Once again, de Blasio is now exploiting the likely temporary drop in the daily rate of COVID-19 cases to promote the reopening of middle schools. Mulgrew is reprising his role of cheerleader, recently stating, “These strict standards, and the requirement that buildings close temporarily when virus cases are detected, have made our schools the safest places to be in our communities during the pandemic.” He added, “They will continue to be the strongest protections for the health and safety of students and staff.”

In other words, the UFT is fine with sending another large group of students and educators back into middle school buildings that no amount of preparation will make safe.

Reacting to Carranza’s departure, Mulgrew praised him for his role last fall, “Richard Carranza was a real partner in our efforts to open school safely.” Mulgrew will surely find another “real partner” in Meisha Porter, who vowed on Twitter to “hit the ground running and lead our schools to a full recovery,” meaning full reopening as soon as possible.

Reflecting the thoroughly collaborative role that the pseudo-left plays within the teachers unions, after the middle schools had opened on Thursday a member of the Movement of Rank-and-File Educators (MORE)—the UFT caucus associated with the Democratic Socialists of America (DSA)—posted an article on their website titled, “We Should Wait To Open Schools.”

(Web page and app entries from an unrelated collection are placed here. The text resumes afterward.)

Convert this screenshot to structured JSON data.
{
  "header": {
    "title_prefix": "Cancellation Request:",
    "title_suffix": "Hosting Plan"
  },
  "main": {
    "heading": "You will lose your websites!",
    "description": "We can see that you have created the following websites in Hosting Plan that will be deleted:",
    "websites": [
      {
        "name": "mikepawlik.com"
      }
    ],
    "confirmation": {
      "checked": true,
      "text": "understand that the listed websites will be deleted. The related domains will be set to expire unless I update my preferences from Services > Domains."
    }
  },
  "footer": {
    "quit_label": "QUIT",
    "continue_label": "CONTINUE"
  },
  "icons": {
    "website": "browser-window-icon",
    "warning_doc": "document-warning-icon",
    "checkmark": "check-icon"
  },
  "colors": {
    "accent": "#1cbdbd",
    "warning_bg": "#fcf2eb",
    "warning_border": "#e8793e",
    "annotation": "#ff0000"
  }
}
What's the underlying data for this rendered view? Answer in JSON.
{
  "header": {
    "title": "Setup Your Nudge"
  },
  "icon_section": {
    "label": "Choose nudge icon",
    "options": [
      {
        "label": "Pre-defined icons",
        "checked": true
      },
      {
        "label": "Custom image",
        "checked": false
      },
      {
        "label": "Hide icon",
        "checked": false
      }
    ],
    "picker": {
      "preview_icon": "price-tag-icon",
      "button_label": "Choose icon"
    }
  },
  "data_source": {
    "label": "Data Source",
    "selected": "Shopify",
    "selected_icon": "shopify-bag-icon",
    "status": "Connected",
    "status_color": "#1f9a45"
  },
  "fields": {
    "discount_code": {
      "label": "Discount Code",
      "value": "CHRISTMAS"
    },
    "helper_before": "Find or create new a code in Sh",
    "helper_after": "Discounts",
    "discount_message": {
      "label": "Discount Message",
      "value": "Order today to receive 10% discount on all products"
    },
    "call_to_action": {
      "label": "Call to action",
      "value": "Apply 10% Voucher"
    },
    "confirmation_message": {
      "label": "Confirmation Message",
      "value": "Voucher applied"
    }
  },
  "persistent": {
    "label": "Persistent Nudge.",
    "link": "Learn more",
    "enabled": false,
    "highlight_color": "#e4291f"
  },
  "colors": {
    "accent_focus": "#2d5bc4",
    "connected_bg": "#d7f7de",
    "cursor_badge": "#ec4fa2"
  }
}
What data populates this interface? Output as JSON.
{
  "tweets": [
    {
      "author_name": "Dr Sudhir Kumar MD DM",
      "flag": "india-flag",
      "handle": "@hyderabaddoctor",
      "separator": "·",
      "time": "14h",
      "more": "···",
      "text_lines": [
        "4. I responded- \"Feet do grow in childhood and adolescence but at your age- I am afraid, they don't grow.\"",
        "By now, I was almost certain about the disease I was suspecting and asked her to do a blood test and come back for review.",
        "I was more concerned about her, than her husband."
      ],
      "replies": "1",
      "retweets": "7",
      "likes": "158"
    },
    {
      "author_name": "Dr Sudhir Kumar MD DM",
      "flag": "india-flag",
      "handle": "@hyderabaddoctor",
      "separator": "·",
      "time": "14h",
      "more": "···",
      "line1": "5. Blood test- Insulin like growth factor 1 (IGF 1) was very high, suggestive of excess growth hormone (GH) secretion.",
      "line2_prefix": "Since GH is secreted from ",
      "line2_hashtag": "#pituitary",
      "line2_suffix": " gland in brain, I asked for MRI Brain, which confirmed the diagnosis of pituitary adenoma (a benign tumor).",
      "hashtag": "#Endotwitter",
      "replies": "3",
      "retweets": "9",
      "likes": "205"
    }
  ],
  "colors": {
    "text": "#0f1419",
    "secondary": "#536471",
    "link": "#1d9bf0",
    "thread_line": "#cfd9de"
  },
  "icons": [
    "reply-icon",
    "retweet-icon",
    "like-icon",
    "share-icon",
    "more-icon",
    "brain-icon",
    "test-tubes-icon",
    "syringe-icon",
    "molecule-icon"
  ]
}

The article provides a list of demands for a “safe” reopening and nowhere mentions the urgent need for educators to organize collectively to shut down schools as part of a broader program to stop community spread of the coronavirus. Similarly, Biden’s plan to reopen schools and the lies disseminated by the Centers for Disease Control and Prevention (CDC) are not raised.

There is a political logic in this. MORE is addressing the UFT and suggesting that with a series of safe-sounding but totally inadequate measures the UFT can negotiate a deal that MORE will endorse. In this appeal, MORE is following in the footsteps of its allies in the leadership of the Chicago Teachers Union (CTU), which recently negotiated a “safe” reopening of schools with Chicago’s Democratic Mayor Lori Lightfoot.

Educators must resist the deadly drive to reopen schools in New York City, across the US and internationally by building independent rank-and-file safety committees that will organize the most far-reaching and necessary action to immediately close all schools and nonessential workplaces while providing full economic security for all workers affected. We urge educators in New York City and the tri-state area who seek to implement this program to attend the New York City Educators Rank-and-File Safety Committee meeting at 7 p.m. this Wednesday, March 3.